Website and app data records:

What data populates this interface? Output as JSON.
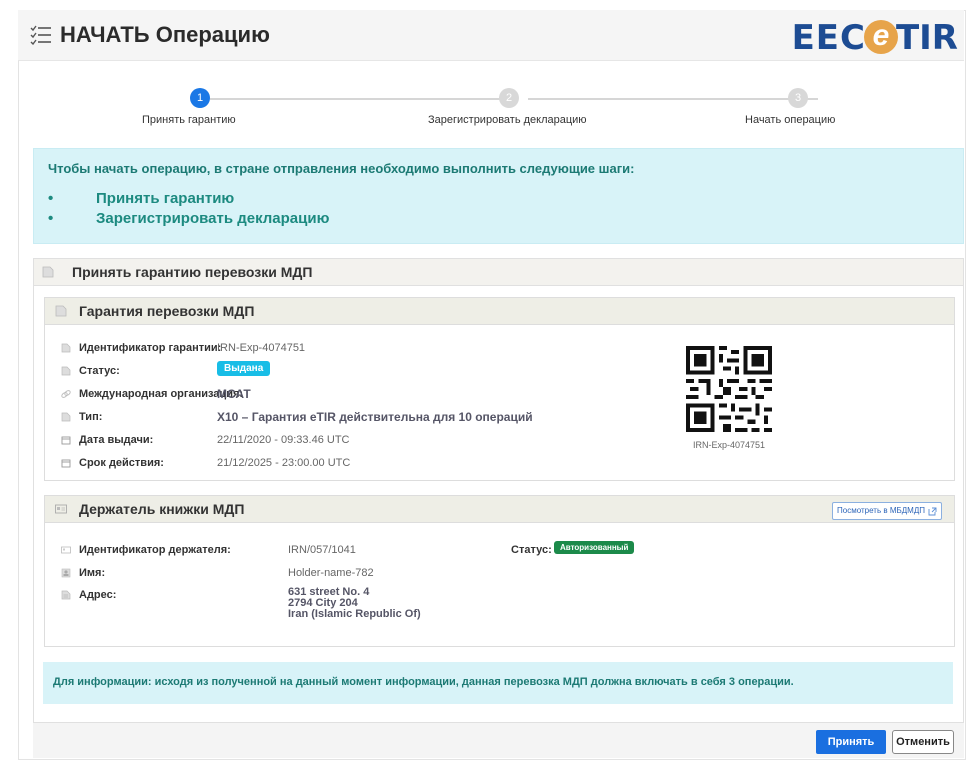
{
  "header": {
    "title": "НАЧАТЬ Операцию",
    "logo": {
      "left": "EEC",
      "middle": "e",
      "right": "TIR"
    }
  },
  "stepper": {
    "steps": [
      {
        "number": "1",
        "label": "Принять гарантию",
        "state": "active"
      },
      {
        "number": "2",
        "label": "Зарегистрировать декларацию",
        "state": "inactive"
      },
      {
        "number": "3",
        "label": "Начать операцию",
        "state": "inactive"
      }
    ]
  },
  "info": {
    "title": "Чтобы начать операцию, в стране отправления необходимо выполнить следующие шаги:",
    "bullet": "•",
    "items": [
      "Принять гарантию",
      "Зарегистрировать декларацию"
    ]
  },
  "panel": {
    "title": "Принять гарантию перевозки МДП"
  },
  "guarantee": {
    "title": "Гарантия перевозки МДП",
    "fields": [
      {
        "label": "Идентификатор гарантии:",
        "value": "IRN-Exp-4074751"
      },
      {
        "label": "Статус:",
        "value": "Выдана"
      },
      {
        "label": "Международная организация:",
        "value": "МСАТ"
      },
      {
        "label": "Тип:",
        "value": "X10 – Гарантия eTIR действительна для 10 операций"
      },
      {
        "label": "Дата выдачи:",
        "value": "22/11/2020 - 09:33.46 UTC"
      },
      {
        "label": "Срок действия:",
        "value": "21/12/2025 - 23:00.00 UTC"
      }
    ],
    "qr_caption": "IRN-Exp-4074751"
  },
  "holder": {
    "title": "Держатель книжки МДП",
    "view_button": "Посмотреть в МБДМДП",
    "fields": [
      {
        "label": "Идентификатор держателя:",
        "value": "IRN/057/1041"
      },
      {
        "label": "Имя:",
        "value": "Holder-name-782"
      },
      {
        "label": "Адрес:",
        "value_lines": [
          "631 street No. 4",
          "2794 City 204",
          "Iran (Islamic Republic Of)"
        ]
      }
    ],
    "status_label": "Статус:",
    "status_value": "Авторизованный"
  },
  "note": {
    "text": "Для информации: исходя из полученной на данный момент информации, данная перевозка МДП должна включать в себя 3 операции."
  },
  "footer": {
    "accept": "Принять",
    "cancel": "Отменить"
  },
  "colors": {
    "accent": "#1a78e6",
    "info_bg": "#d8f3f8",
    "info_text": "#1c7a74",
    "badge_issued": "#18bde6",
    "badge_authorized": "#1c8a4a",
    "logo_blue": "#1d4c93",
    "logo_orange": "#e7a44a"
  }
}
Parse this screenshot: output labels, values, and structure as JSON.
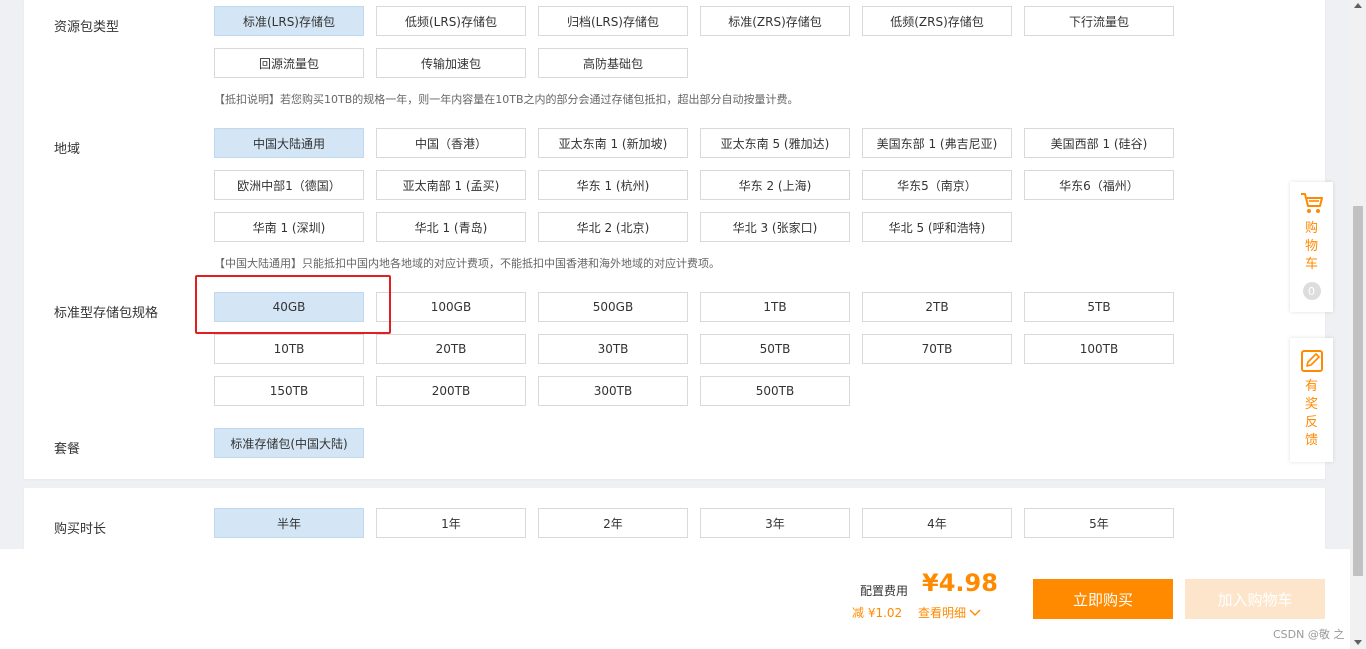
{
  "sections": {
    "resource_type": {
      "label": "资源包类型",
      "options": [
        "标准(LRS)存储包",
        "低频(LRS)存储包",
        "归档(LRS)存储包",
        "标准(ZRS)存储包",
        "低频(ZRS)存储包",
        "下行流量包",
        "回源流量包",
        "传输加速包",
        "高防基础包"
      ],
      "selected": "标准(LRS)存储包",
      "note": "【抵扣说明】若您购买10TB的规格一年，则一年内容量在10TB之内的部分会通过存储包抵扣，超出部分自动按量计费。"
    },
    "region": {
      "label": "地域",
      "options": [
        "中国大陆通用",
        "中国（香港）",
        "亚太东南 1 (新加坡)",
        "亚太东南 5 (雅加达)",
        "美国东部 1 (弗吉尼亚)",
        "美国西部 1 (硅谷)",
        "欧洲中部1（德国）",
        "亚太南部 1 (孟买)",
        "华东 1 (杭州)",
        "华东 2 (上海)",
        "华东5（南京）",
        "华东6（福州）",
        "华南 1 (深圳)",
        "华北 1 (青岛)",
        "华北 2 (北京)",
        "华北 3 (张家口)",
        "华北 5 (呼和浩特)"
      ],
      "selected": "中国大陆通用",
      "note": "【中国大陆通用】只能抵扣中国内地各地域的对应计费项，不能抵扣中国香港和海外地域的对应计费项。"
    },
    "spec": {
      "label": "标准型存储包规格",
      "options": [
        "40GB",
        "100GB",
        "500GB",
        "1TB",
        "2TB",
        "5TB",
        "10TB",
        "20TB",
        "30TB",
        "50TB",
        "70TB",
        "100TB",
        "150TB",
        "200TB",
        "300TB",
        "500TB"
      ],
      "selected": "40GB"
    },
    "package": {
      "label": "套餐",
      "options": [
        "标准存储包(中国大陆)"
      ],
      "selected": "标准存储包(中国大陆)"
    },
    "duration": {
      "label": "购买时长",
      "options": [
        "半年",
        "1年",
        "2年",
        "3年",
        "4年",
        "5年"
      ],
      "selected": "半年"
    }
  },
  "footer": {
    "fee_label": "配置费用",
    "price": "¥4.98",
    "discount": "减 ¥1.02",
    "detail_link": "查看明细",
    "buy_button": "立即购买",
    "cart_button": "加入购物车",
    "watermark": "CSDN @敬 之"
  },
  "side": {
    "cart_label": "购物车",
    "cart_count": "0",
    "feedback_label": "有奖反馈"
  },
  "colors": {
    "accent": "#ff8a00",
    "selected_bg": "#d4e6f5",
    "highlight": "#e02020"
  }
}
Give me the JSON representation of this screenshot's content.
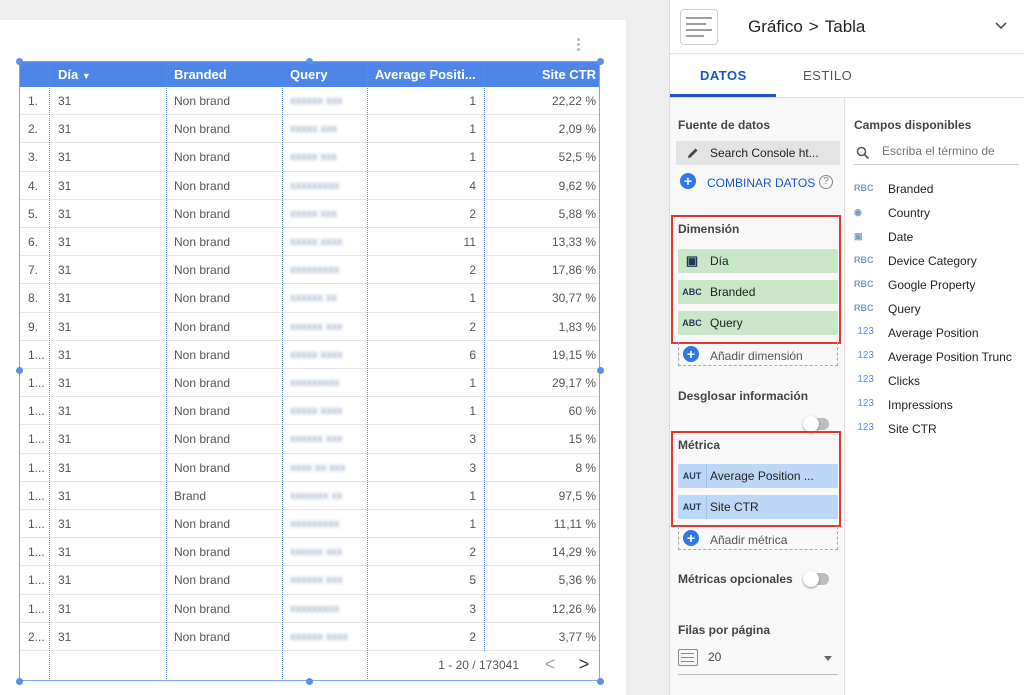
{
  "table": {
    "headers": [
      "Día",
      "Branded",
      "Query",
      "Average Positi...",
      "Site CTR"
    ],
    "sort_indicator": "▼",
    "rows": [
      {
        "n": "1.",
        "dia": "31",
        "branded": "Non brand",
        "query": "xxxxxx xxx",
        "pos": "1",
        "ctr": "22,22 %"
      },
      {
        "n": "2.",
        "dia": "31",
        "branded": "Non brand",
        "query": "xxxxx xxx",
        "pos": "1",
        "ctr": "2,09 %"
      },
      {
        "n": "3.",
        "dia": "31",
        "branded": "Non brand",
        "query": "xxxxx xxx",
        "pos": "1",
        "ctr": "52,5 %"
      },
      {
        "n": "4.",
        "dia": "31",
        "branded": "Non brand",
        "query": "xxxxxxxxx",
        "pos": "4",
        "ctr": "9,62 %"
      },
      {
        "n": "5.",
        "dia": "31",
        "branded": "Non brand",
        "query": "xxxxx xxx",
        "pos": "2",
        "ctr": "5,88 %"
      },
      {
        "n": "6.",
        "dia": "31",
        "branded": "Non brand",
        "query": "xxxxx xxxx",
        "pos": "11",
        "ctr": "13,33 %"
      },
      {
        "n": "7.",
        "dia": "31",
        "branded": "Non brand",
        "query": "xxxxxxxxx",
        "pos": "2",
        "ctr": "17,86 %"
      },
      {
        "n": "8.",
        "dia": "31",
        "branded": "Non brand",
        "query": "xxxxxx xx",
        "pos": "1",
        "ctr": "30,77 %"
      },
      {
        "n": "9.",
        "dia": "31",
        "branded": "Non brand",
        "query": "xxxxxx xxx",
        "pos": "2",
        "ctr": "1,83 %"
      },
      {
        "n": "1...",
        "dia": "31",
        "branded": "Non brand",
        "query": "xxxxx xxxx",
        "pos": "6",
        "ctr": "19,15 %"
      },
      {
        "n": "1...",
        "dia": "31",
        "branded": "Non brand",
        "query": "xxxxxxxxx",
        "pos": "1",
        "ctr": "29,17 %"
      },
      {
        "n": "1...",
        "dia": "31",
        "branded": "Non brand",
        "query": "xxxxx xxxx",
        "pos": "1",
        "ctr": "60 %"
      },
      {
        "n": "1...",
        "dia": "31",
        "branded": "Non brand",
        "query": "xxxxxx xxx",
        "pos": "3",
        "ctr": "15 %"
      },
      {
        "n": "1...",
        "dia": "31",
        "branded": "Non brand",
        "query": "xxxx xx xxx",
        "pos": "3",
        "ctr": "8 %"
      },
      {
        "n": "1...",
        "dia": "31",
        "branded": "Brand",
        "query": "xxxxxxx xx",
        "pos": "1",
        "ctr": "97,5 %"
      },
      {
        "n": "1...",
        "dia": "31",
        "branded": "Non brand",
        "query": "xxxxxxxxx",
        "pos": "1",
        "ctr": "11,11 %"
      },
      {
        "n": "1...",
        "dia": "31",
        "branded": "Non brand",
        "query": "xxxxxx xxx",
        "pos": "2",
        "ctr": "14,29 %"
      },
      {
        "n": "1...",
        "dia": "31",
        "branded": "Non brand",
        "query": "xxxxxx xxx",
        "pos": "5",
        "ctr": "5,36 %"
      },
      {
        "n": "1...",
        "dia": "31",
        "branded": "Non brand",
        "query": "xxxxxxxxx",
        "pos": "3",
        "ctr": "12,26 %"
      },
      {
        "n": "2...",
        "dia": "31",
        "branded": "Non brand",
        "query": "xxxxxx xxxx",
        "pos": "2",
        "ctr": "3,77 %"
      }
    ],
    "pager": {
      "range": "1 - 20 / 173041",
      "prev": "<",
      "next": ">"
    }
  },
  "panel": {
    "breadcrumb": {
      "part1": "Gráfico",
      "sep": ">",
      "part2": "Tabla"
    },
    "tabs": {
      "data": "DATOS",
      "style": "ESTILO"
    },
    "data_source": {
      "title": "Fuente de datos",
      "name": "Search Console ht...",
      "blend_label": "COMBINAR DATOS",
      "help": "?"
    },
    "dimension": {
      "title": "Dimensión",
      "items": [
        {
          "tag": "▣",
          "label": "Día"
        },
        {
          "tag": "ABC",
          "label": "Branded"
        },
        {
          "tag": "ABC",
          "label": "Query"
        }
      ],
      "add_label": "Añadir dimensión"
    },
    "drilldown": {
      "title": "Desglosar información"
    },
    "metric": {
      "title": "Métrica",
      "items": [
        {
          "tag": "AUT",
          "label": "Average Position ..."
        },
        {
          "tag": "AUT",
          "label": "Site CTR"
        }
      ],
      "add_label": "Añadir métrica"
    },
    "optional_metrics": {
      "title": "Métricas opcionales"
    },
    "rows_per_page": {
      "title": "Filas por página",
      "value": "20"
    },
    "available": {
      "title": "Campos disponibles",
      "search_placeholder": "Escriba el término de",
      "fields": [
        {
          "icon": "RBC",
          "label": "Branded"
        },
        {
          "icon": "◉",
          "label": "Country"
        },
        {
          "icon": "▣",
          "label": "Date"
        },
        {
          "icon": "RBC",
          "label": "Device Category"
        },
        {
          "icon": "RBC",
          "label": "Google Property"
        },
        {
          "icon": "RBC",
          "label": "Query"
        },
        {
          "icon": "123",
          "label": "Average Position"
        },
        {
          "icon": "123",
          "label": "Average Position Trunc"
        },
        {
          "icon": "123",
          "label": "Clicks"
        },
        {
          "icon": "123",
          "label": "Impressions"
        },
        {
          "icon": "123",
          "label": "Site CTR"
        }
      ]
    }
  },
  "colors": {
    "accent": "#1a56c9",
    "header_blue": "#4e86e8",
    "highlight_red": "#e3372e",
    "dimension_green": "#c9e6c7",
    "metric_blue": "#bcd8f6"
  }
}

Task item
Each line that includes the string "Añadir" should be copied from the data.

Solution below
      "add_label": "Añadir dimensión"
      "add_label": "Añadir métrica"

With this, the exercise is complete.